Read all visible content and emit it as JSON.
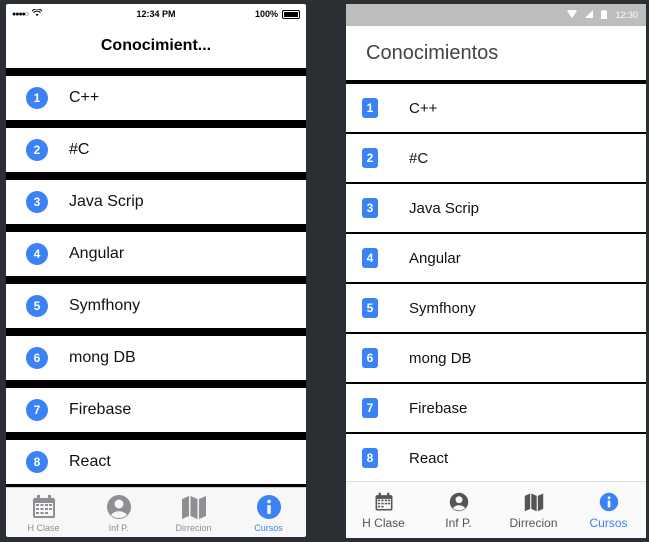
{
  "ios": {
    "status": {
      "time": "12:34 PM",
      "battery": "100%"
    },
    "title": "Conocimient...",
    "items": [
      {
        "num": "1",
        "label": "C++"
      },
      {
        "num": "2",
        "label": "#C"
      },
      {
        "num": "3",
        "label": "Java Scrip"
      },
      {
        "num": "4",
        "label": "Angular"
      },
      {
        "num": "5",
        "label": "Symfhony"
      },
      {
        "num": "6",
        "label": "mong DB"
      },
      {
        "num": "7",
        "label": "Firebase"
      },
      {
        "num": "8",
        "label": "React"
      }
    ],
    "tabs": [
      {
        "label": "H Clase",
        "icon": "calendar-icon"
      },
      {
        "label": "Inf P.",
        "icon": "user-icon"
      },
      {
        "label": "Dirrecion",
        "icon": "map-icon"
      },
      {
        "label": "Cursos",
        "icon": "info-icon",
        "active": true
      }
    ]
  },
  "android": {
    "status": {
      "time": "12:30"
    },
    "title": "Conocimientos",
    "items": [
      {
        "num": "1",
        "label": "C++"
      },
      {
        "num": "2",
        "label": "#C"
      },
      {
        "num": "3",
        "label": "Java Scrip"
      },
      {
        "num": "4",
        "label": "Angular"
      },
      {
        "num": "5",
        "label": "Symfhony"
      },
      {
        "num": "6",
        "label": "mong DB"
      },
      {
        "num": "7",
        "label": "Firebase"
      },
      {
        "num": "8",
        "label": "React"
      }
    ],
    "tabs": [
      {
        "label": "H Clase",
        "icon": "calendar-icon"
      },
      {
        "label": "Inf P.",
        "icon": "user-icon"
      },
      {
        "label": "Dirrecion",
        "icon": "map-icon"
      },
      {
        "label": "Cursos",
        "icon": "info-icon",
        "active": true
      }
    ]
  },
  "colors": {
    "accent": "#3b82f6",
    "ios_inactive": "#8e8e93",
    "android_statusbar": "#bdbdbd"
  }
}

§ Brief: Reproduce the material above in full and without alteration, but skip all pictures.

§ Answer below:
Read all visible content and emit it as JSON.
{
  "ios": {
    "status": {
      "time": "12:34 PM",
      "battery": "100%"
    },
    "title": "Conocimient...",
    "items": [
      {
        "num": "1",
        "label": "C++"
      },
      {
        "num": "2",
        "label": "#C"
      },
      {
        "num": "3",
        "label": "Java Scrip"
      },
      {
        "num": "4",
        "label": "Angular"
      },
      {
        "num": "5",
        "label": "Symfhony"
      },
      {
        "num": "6",
        "label": "mong DB"
      },
      {
        "num": "7",
        "label": "Firebase"
      },
      {
        "num": "8",
        "label": "React"
      }
    ],
    "tabs": [
      {
        "label": "H Clase",
        "icon": "calendar-icon"
      },
      {
        "label": "Inf P.",
        "icon": "user-icon"
      },
      {
        "label": "Dirrecion",
        "icon": "map-icon"
      },
      {
        "label": "Cursos",
        "icon": "info-icon",
        "active": true
      }
    ]
  },
  "android": {
    "status": {
      "time": "12:30"
    },
    "title": "Conocimientos",
    "items": [
      {
        "num": "1",
        "label": "C++"
      },
      {
        "num": "2",
        "label": "#C"
      },
      {
        "num": "3",
        "label": "Java Scrip"
      },
      {
        "num": "4",
        "label": "Angular"
      },
      {
        "num": "5",
        "label": "Symfhony"
      },
      {
        "num": "6",
        "label": "mong DB"
      },
      {
        "num": "7",
        "label": "Firebase"
      },
      {
        "num": "8",
        "label": "React"
      }
    ],
    "tabs": [
      {
        "label": "H Clase",
        "icon": "calendar-icon"
      },
      {
        "label": "Inf P.",
        "icon": "user-icon"
      },
      {
        "label": "Dirrecion",
        "icon": "map-icon"
      },
      {
        "label": "Cursos",
        "icon": "info-icon",
        "active": true
      }
    ]
  },
  "colors": {
    "accent": "#3b82f6",
    "ios_inactive": "#8e8e93",
    "android_statusbar": "#bdbdbd"
  }
}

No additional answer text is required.